Another set of miracles surrounds Sudan’s history with Israel. In 1967, Sudan hosted the Arab League in its capital, Khartoum, after Israel won the 1967 Six-Day War. The League passed the Khartoum Resolution, which famously contains “The Three No’s”—no peace with Israel, no recognition of Israel, no negotiations with Israel. In Netanyahu’s announcement to Israelis from his Jerusalem office last week, he commented that Khartoum’s three “no’s” had become three “yeses” of peace. “Today, Khartoum has said, ‘yes to peace with Israel, yes to recognition of Israel, and yes to normalization with Israel.’ This is a new era. An era of true peace.”
Prior to finalizing the negotiations, President Trump mandated that Sudan first pay $335 million to U.S. terror victims and families. He tweeted, “Once deposited, I will lift Sudan from the State Sponsors of Terrorism list. At long last, justice for the American people and big step for Sudan!”

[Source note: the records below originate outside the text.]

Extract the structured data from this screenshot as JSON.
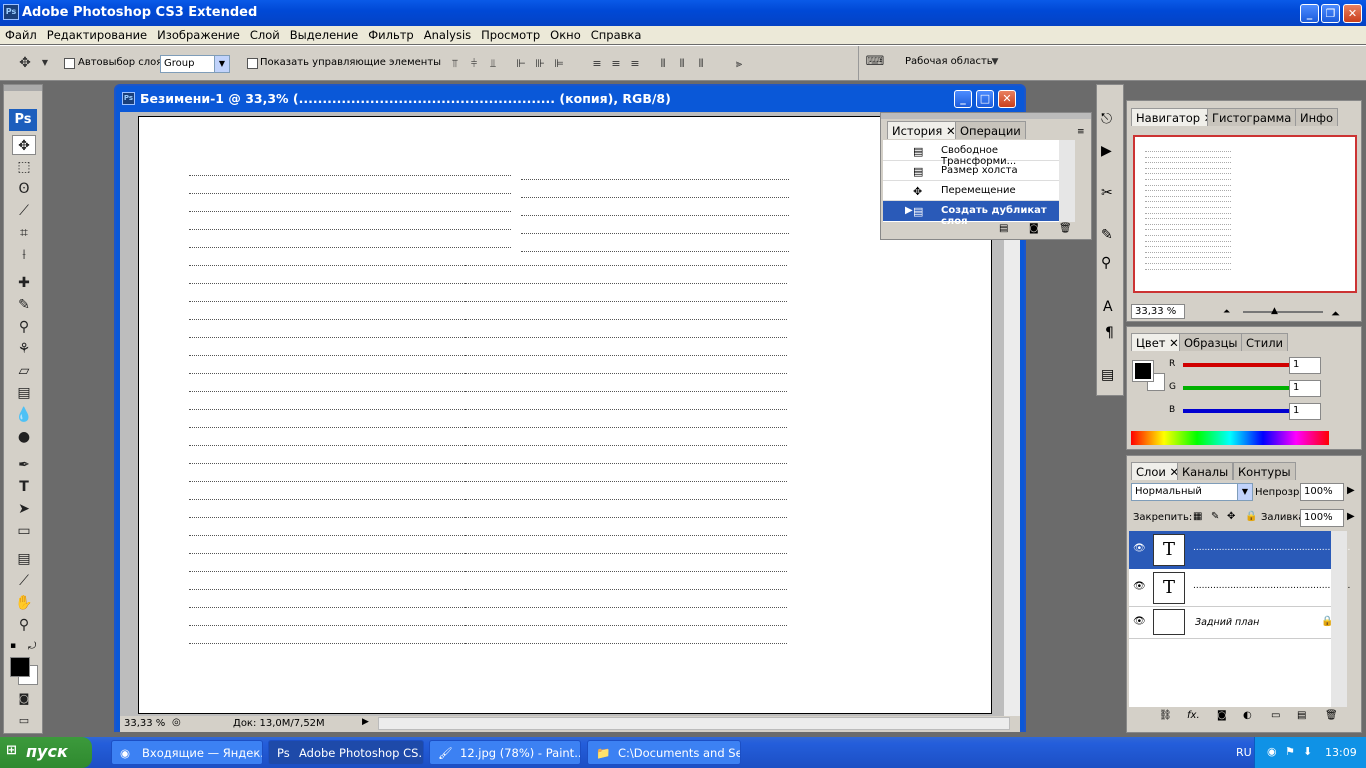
{
  "app": {
    "title": "Adobe Photoshop CS3 Extended",
    "icon": "ps-icon"
  },
  "menu": [
    "Файл",
    "Редактирование",
    "Изображение",
    "Слой",
    "Выделение",
    "Фильтр",
    "Analysis",
    "Просмотр",
    "Окно",
    "Справка"
  ],
  "options": {
    "autoselect_label": "Автовыбор слоя",
    "autoselect_value": "Group",
    "show_transform_label": "Показать управляющие элементы",
    "workspace_label": "Рабочая область"
  },
  "document": {
    "title": "Безимени-1 @ 33,3% (...................................................... (копия), RGB/8)",
    "zoom": "33,33 %",
    "doc_info": "Док: 13,0M/7,52M"
  },
  "history": {
    "tabs": [
      "История",
      "Операции"
    ],
    "items": [
      "Свободное Трансформи...",
      "Размер холста",
      "Перемещение",
      "Создать дубликат слоя"
    ],
    "active_index": 3
  },
  "navigator": {
    "tabs": [
      "Навигатор",
      "Гистограмма",
      "Инфо"
    ],
    "zoom": "33,33 %"
  },
  "color": {
    "tabs": [
      "Цвет",
      "Образцы",
      "Стили"
    ],
    "channels": [
      {
        "label": "R",
        "value": "1",
        "color": "#d00000"
      },
      {
        "label": "G",
        "value": "1",
        "color": "#00b000"
      },
      {
        "label": "B",
        "value": "1",
        "color": "#0000d0"
      }
    ]
  },
  "layers": {
    "tabs": [
      "Слои",
      "Каналы",
      "Контуры"
    ],
    "blend_mode": "Нормальный",
    "opacity_label": "Непрозр.:",
    "opacity": "100%",
    "lock_label": "Закрепить:",
    "fill_label": "Заливка:",
    "fill": "100%",
    "items": [
      {
        "type": "text",
        "name": ".......................................................",
        "selected": true
      },
      {
        "type": "text",
        "name": "......................................................."
      },
      {
        "type": "image",
        "name": "Задний план",
        "locked": true
      }
    ]
  },
  "taskbar": {
    "start": "пуск",
    "tasks": [
      "Входящие — Яндек...",
      "Adobe Photoshop CS...",
      "12.jpg (78%) - Paint....",
      "C:\\Documents and Se..."
    ],
    "active_task": 1,
    "lang": "RU",
    "clock": "13:09"
  }
}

A big step, indeed. The U.S. government had pressed this issue with Sudan for 25 years, due to a direct al-Qaida connection. Osama bin Laden had lived in Sudan for five years in the 1990s. His al-Qaida network perpetrated two terror attacks that killed 700 Americans. Sudan was already included on the terrorist list in 1993—with sanctions—due to its support for jihadists. Sudan is listed as one of four State Sponsors of Terror—with Iran, North Korea, and Syria. A U.S. President has the power to lift the designation, and Congress has 45 days to object if it wishes. In an interesting aside, Spanish politician Josep Borrell Fontelles, a diplomatic High Representative of the European Union, tweeted: “US intention to lift the State Sponsor of Terrorism designation of #Sudan is momentous.”
Please join us in praying for Sudan as it joins the “circle of peace” with Israel:
- Pray with thankfulness that the Trump Administration has designated $50 million to advance religious freedoms worldwide, using a State Department “whole of government” approach.
- Pray for physical, spiritual, and emotional healing for Sudanese Christians who have undergone horrifying traumas and grief.
- Pray that stability will expand and become permanent for Sudan’s transitional government.
- Pray that the current leaders, Prime Minister Abdalla Hamdock and Lt. Gen. Abdel Fattah al-Burhan will grow in unity on behalf of their nation
- Pray for blessings of health and stamina for Secretary of State Mike Pompeo who is a dedicated Christian. He is the point man for the evolving new era in the Middle East.
- Pray that Israel and the U.S. will continue to make strides toward unprecedented peace in the Middle East.
Yes, momentous events are unfolding in Sudan. Yet our prayers must reflect the complicated realities ahead. Let us include Genesis 2:11-12 prayers asking God to restore modern Sudan’s ancient Nubian prosperity akin to rich in gold, bdellium and onyx.
Arlene Bridges Samuels pioneered Christian outreach for the American Israel Public Affairs Committee (AIPAC). After she served nine years on AIPAC’s staff, International Christian Embassy Jerusalem USA engaged her as Outreach Director part-time for their project, American Christian Leaders for Israel. Arlene is now an author at The Blogs-Times of Israel and has traveled to Israel 25 times. By invitation, she has attended Israel’s Government Press Office Christian Media Summit three times. She hosts her devotionals on her website at ArleneBridgesSamuels.com.